** THE RECORDS follows **
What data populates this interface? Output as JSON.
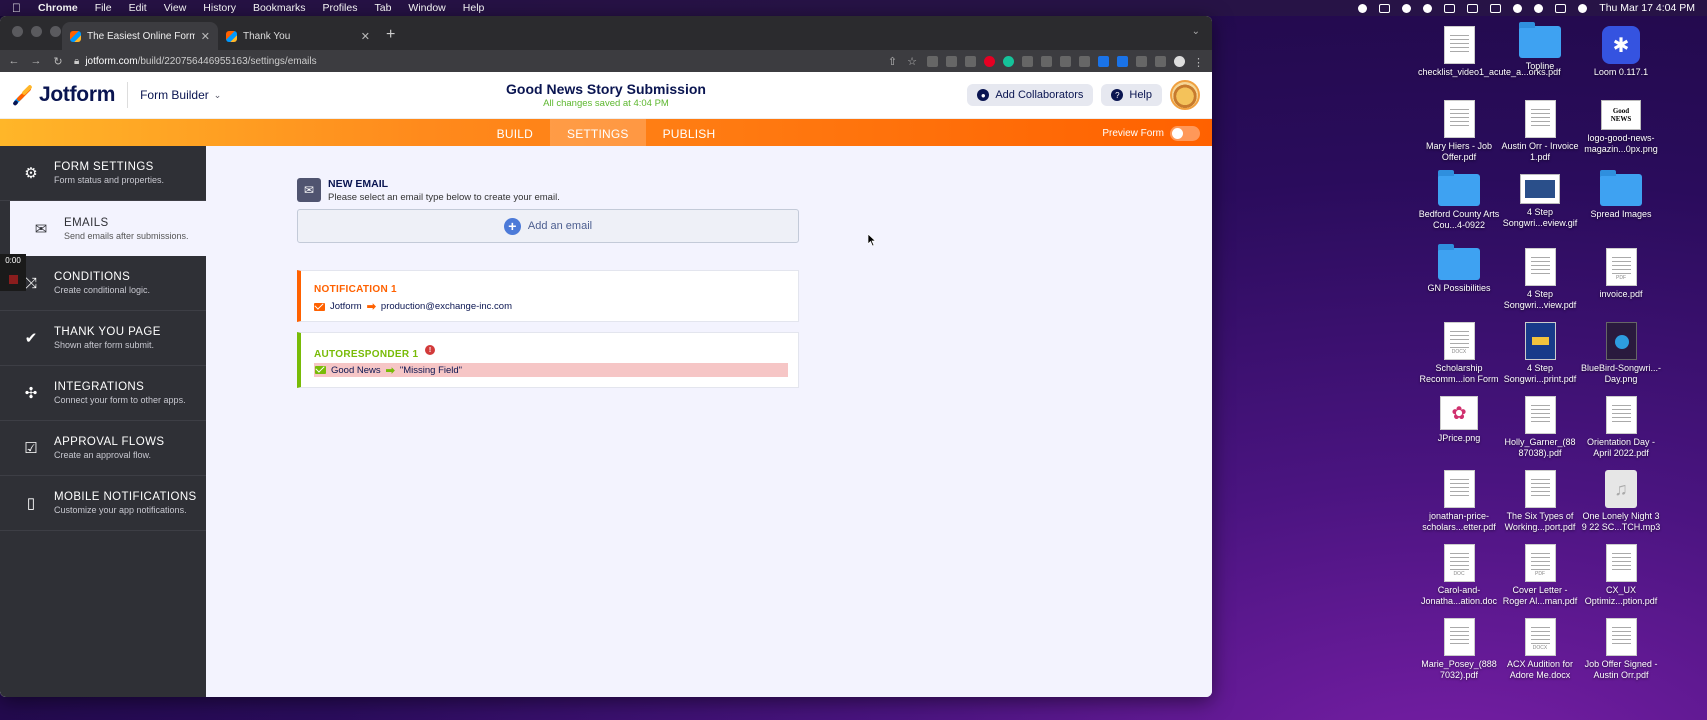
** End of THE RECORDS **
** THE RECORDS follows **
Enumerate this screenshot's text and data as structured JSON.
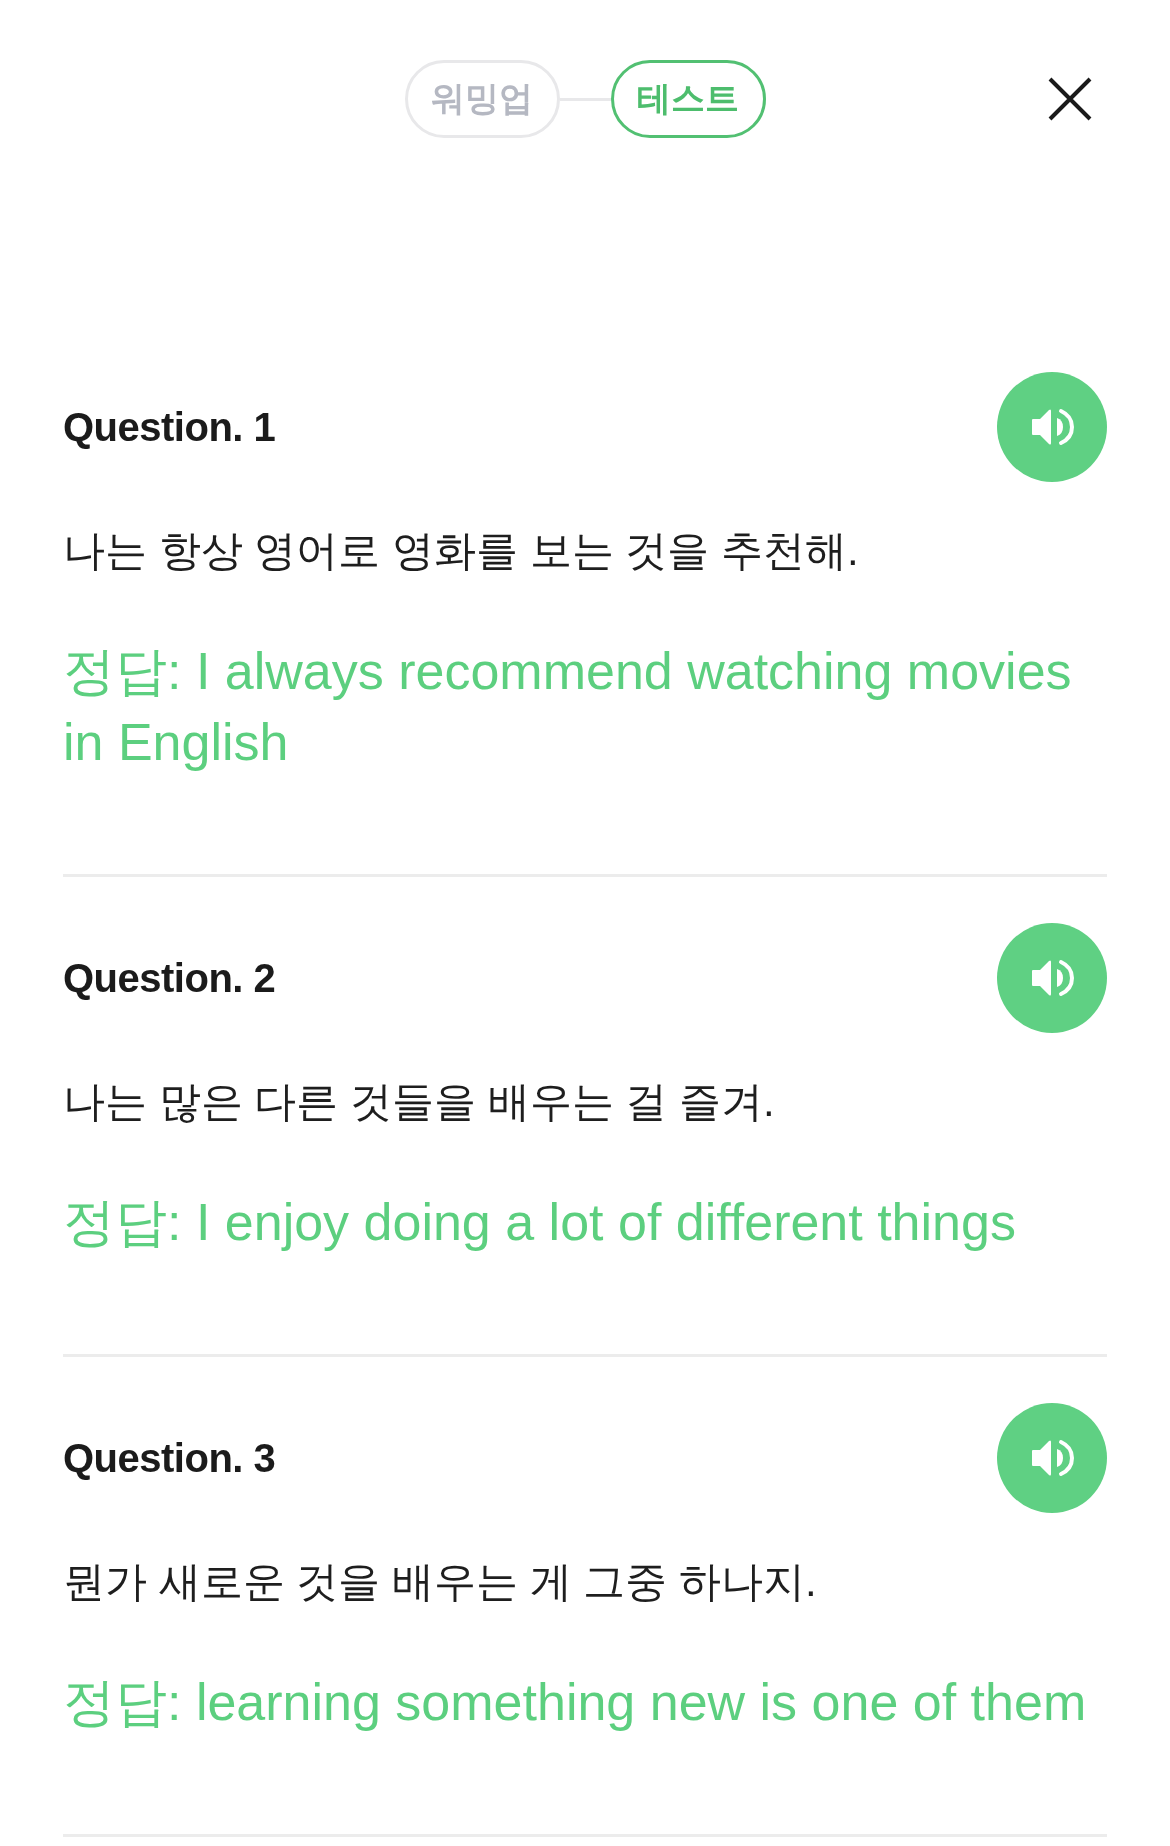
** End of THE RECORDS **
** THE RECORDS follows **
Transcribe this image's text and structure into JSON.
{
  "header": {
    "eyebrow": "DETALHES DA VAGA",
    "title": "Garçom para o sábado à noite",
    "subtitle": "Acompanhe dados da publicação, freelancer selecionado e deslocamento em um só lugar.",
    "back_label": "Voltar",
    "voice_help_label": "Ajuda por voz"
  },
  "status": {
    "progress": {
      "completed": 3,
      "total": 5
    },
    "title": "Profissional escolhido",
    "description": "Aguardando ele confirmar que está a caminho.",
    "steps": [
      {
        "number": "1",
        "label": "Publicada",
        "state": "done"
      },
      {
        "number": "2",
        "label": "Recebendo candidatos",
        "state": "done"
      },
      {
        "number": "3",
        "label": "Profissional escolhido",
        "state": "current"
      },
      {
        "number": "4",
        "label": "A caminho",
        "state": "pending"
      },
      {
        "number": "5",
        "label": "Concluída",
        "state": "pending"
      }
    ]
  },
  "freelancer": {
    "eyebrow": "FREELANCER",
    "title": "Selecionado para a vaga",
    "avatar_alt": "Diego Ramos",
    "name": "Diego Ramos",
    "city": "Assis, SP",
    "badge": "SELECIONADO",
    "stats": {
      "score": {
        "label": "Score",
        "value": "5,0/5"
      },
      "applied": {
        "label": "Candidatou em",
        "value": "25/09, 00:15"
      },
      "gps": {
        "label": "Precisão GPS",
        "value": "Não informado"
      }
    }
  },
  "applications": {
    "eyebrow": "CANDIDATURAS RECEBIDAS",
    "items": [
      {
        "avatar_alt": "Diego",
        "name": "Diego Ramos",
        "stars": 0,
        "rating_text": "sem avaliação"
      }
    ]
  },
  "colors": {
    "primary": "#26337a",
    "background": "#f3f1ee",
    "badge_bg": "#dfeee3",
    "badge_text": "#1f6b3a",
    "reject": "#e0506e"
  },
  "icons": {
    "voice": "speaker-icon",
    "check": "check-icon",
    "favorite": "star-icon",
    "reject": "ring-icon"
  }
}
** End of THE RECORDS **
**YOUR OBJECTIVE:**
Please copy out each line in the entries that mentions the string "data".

**RESULT BELOW:**
What data populates this interface? Output as JSON.
Enumerate this screenshot's text and data as structured JSON.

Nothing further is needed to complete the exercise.